Licences are often taken away for the right reasons. I understand why they are taken away, but I do not think that we explain particularly well either the rationale for that or the likelihood of the situation changing. As I have said, the Government will produce new proposals in October. We want there to be an open, clean discussion in which things are explained. We want people to be told, “This is where we need you to be to get your licence back. You can’t have your licence back at the moment because you haven’t reached that point.” However, there is a link between visual impairment and diabetes, so in some circumstances people would be unlikely to get their licence back. My father-in-law is now registered blind, because of his diabetes. It was not treated early enough; he admits that that was his fault and nobody else’s. As a result, he will never get his licence back. We need to be honest with people, which is where natural justice and fairness come in.

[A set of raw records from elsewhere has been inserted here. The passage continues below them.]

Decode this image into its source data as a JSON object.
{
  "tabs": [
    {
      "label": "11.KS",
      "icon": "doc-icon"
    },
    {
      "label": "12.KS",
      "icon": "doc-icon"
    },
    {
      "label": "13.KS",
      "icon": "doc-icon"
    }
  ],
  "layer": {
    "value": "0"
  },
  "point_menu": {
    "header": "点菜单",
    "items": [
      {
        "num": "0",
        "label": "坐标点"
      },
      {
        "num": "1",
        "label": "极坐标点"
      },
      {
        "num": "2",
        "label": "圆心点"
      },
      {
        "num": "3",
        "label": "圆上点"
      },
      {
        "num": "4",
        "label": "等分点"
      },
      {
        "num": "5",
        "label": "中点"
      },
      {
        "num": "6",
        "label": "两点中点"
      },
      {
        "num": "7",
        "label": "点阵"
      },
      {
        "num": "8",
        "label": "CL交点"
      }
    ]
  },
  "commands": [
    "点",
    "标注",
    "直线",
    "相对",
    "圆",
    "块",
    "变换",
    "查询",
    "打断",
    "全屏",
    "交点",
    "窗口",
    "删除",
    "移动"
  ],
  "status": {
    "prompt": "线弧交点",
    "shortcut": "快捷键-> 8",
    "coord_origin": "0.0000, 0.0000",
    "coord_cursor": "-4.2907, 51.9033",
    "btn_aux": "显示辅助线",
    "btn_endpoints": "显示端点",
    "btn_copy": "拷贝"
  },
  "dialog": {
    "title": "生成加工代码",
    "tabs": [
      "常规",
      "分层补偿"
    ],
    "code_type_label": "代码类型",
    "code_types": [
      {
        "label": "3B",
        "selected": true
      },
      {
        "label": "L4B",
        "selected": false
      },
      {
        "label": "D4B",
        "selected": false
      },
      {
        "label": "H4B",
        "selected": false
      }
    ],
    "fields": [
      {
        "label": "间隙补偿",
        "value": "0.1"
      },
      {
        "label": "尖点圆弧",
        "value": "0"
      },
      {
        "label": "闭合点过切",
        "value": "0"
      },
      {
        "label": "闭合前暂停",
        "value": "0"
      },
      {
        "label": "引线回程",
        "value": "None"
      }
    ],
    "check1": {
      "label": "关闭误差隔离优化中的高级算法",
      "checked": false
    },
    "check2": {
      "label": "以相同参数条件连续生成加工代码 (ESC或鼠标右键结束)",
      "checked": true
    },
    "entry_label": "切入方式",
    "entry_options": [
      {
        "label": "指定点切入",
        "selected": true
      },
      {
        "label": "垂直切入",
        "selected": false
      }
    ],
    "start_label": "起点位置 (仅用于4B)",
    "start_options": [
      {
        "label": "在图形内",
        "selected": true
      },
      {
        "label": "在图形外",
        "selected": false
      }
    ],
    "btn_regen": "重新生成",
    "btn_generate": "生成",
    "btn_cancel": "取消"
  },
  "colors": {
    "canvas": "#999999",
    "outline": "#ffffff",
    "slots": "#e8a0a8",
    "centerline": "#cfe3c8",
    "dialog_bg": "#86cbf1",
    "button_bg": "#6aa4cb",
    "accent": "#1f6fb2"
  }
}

I hope that I have been open and honest. We are proceeding as fast as we can. The representative groups for the other two medical conditions will criticise us for not moving as fast on those conditions as I have just announced that we are on diabetes. That is simply because I do not yet have the evidence base behind me to be confident enough from a road safety point of view—I am thinking of the driver as well as their loved ones and other road users—to move forward. As soon as I can move on the other categories as part of the review and the consultation, I will do so, but I hope that in October Mr Campbell will have some control over his future income and his life.